Please go line by line and repeat the data below exactly, with no images.

| Exercise data |
━━━━━━

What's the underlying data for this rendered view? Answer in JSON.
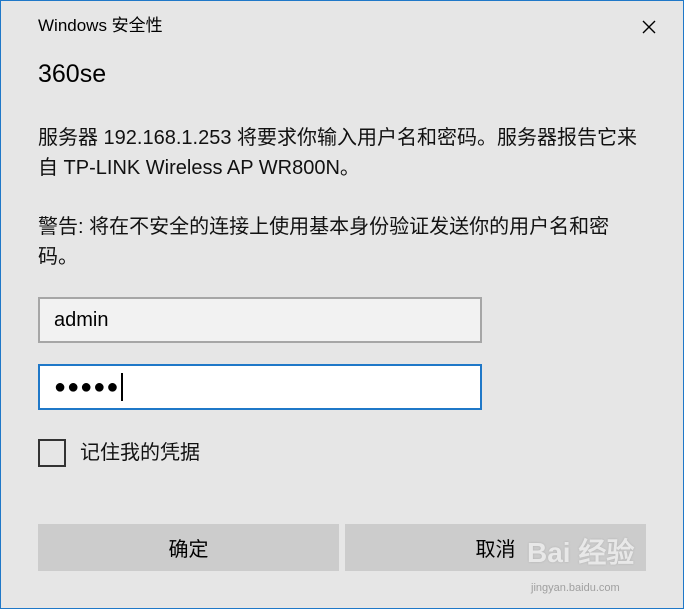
{
  "window": {
    "title": "Windows 安全性",
    "close_icon": "close-icon"
  },
  "prompt": {
    "site": "360se",
    "message": "服务器 192.168.1.253 将要求你输入用户名和密码。服务器报告它来自 TP-LINK Wireless AP WR800N。",
    "warning": "警告: 将在不安全的连接上使用基本身份验证发送你的用户名和密码。"
  },
  "form": {
    "username_value": "admin",
    "password_masked": "●●●●●",
    "remember_label": "记住我的凭据",
    "remember_checked": false
  },
  "buttons": {
    "ok_label": "确定",
    "cancel_label": "取消"
  },
  "watermark": {
    "text": "Bai 经验",
    "url": "jingyan.baidu.com"
  },
  "colors": {
    "accent": "#1f78c8",
    "dialog_bg": "#e6e6e6",
    "button_bg": "#cccccc"
  }
}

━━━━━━

| The answer |
What's the underlying data for this rendered view? Answer in JSON.
{
  "window": {
    "title": "Windows 安全性",
    "close_icon": "close-icon"
  },
  "prompt": {
    "site": "360se",
    "message": "服务器 192.168.1.253 将要求你输入用户名和密码。服务器报告它来自 TP-LINK Wireless AP WR800N。",
    "warning": "警告: 将在不安全的连接上使用基本身份验证发送你的用户名和密码。"
  },
  "form": {
    "username_value": "admin",
    "password_masked": "●●●●●",
    "remember_label": "记住我的凭据",
    "remember_checked": false
  },
  "buttons": {
    "ok_label": "确定",
    "cancel_label": "取消"
  },
  "watermark": {
    "text": "Bai 经验",
    "url": "jingyan.baidu.com"
  },
  "colors": {
    "accent": "#1f78c8",
    "dialog_bg": "#e6e6e6",
    "button_bg": "#cccccc"
  }
}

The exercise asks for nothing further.